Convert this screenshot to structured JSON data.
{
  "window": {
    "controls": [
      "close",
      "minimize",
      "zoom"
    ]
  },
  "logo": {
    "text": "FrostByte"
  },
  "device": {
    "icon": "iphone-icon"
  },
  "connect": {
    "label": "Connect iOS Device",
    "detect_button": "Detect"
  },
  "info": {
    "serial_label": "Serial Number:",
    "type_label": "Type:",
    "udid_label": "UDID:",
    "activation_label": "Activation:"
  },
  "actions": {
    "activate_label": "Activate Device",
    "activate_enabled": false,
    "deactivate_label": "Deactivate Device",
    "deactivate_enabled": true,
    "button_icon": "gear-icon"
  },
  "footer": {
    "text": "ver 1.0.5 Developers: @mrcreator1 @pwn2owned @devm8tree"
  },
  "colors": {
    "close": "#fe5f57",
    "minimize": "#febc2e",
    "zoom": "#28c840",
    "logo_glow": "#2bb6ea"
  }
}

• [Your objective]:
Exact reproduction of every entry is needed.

• [Reply]:
Convert this screenshot to structured JSON data.
{
  "window": {
    "controls": [
      "close",
      "minimize",
      "zoom"
    ]
  },
  "logo": {
    "text": "FrostByte"
  },
  "device": {
    "icon": "iphone-icon"
  },
  "connect": {
    "label": "Connect iOS Device",
    "detect_button": "Detect"
  },
  "info": {
    "serial_label": "Serial Number:",
    "type_label": "Type:",
    "udid_label": "UDID:",
    "activation_label": "Activation:"
  },
  "actions": {
    "activate_label": "Activate Device",
    "activate_enabled": false,
    "deactivate_label": "Deactivate Device",
    "deactivate_enabled": true,
    "button_icon": "gear-icon"
  },
  "footer": {
    "text": "ver 1.0.5 Developers: @mrcreator1 @pwn2owned @devm8tree"
  },
  "colors": {
    "close": "#fe5f57",
    "minimize": "#febc2e",
    "zoom": "#28c840",
    "logo_glow": "#2bb6ea"
  }
}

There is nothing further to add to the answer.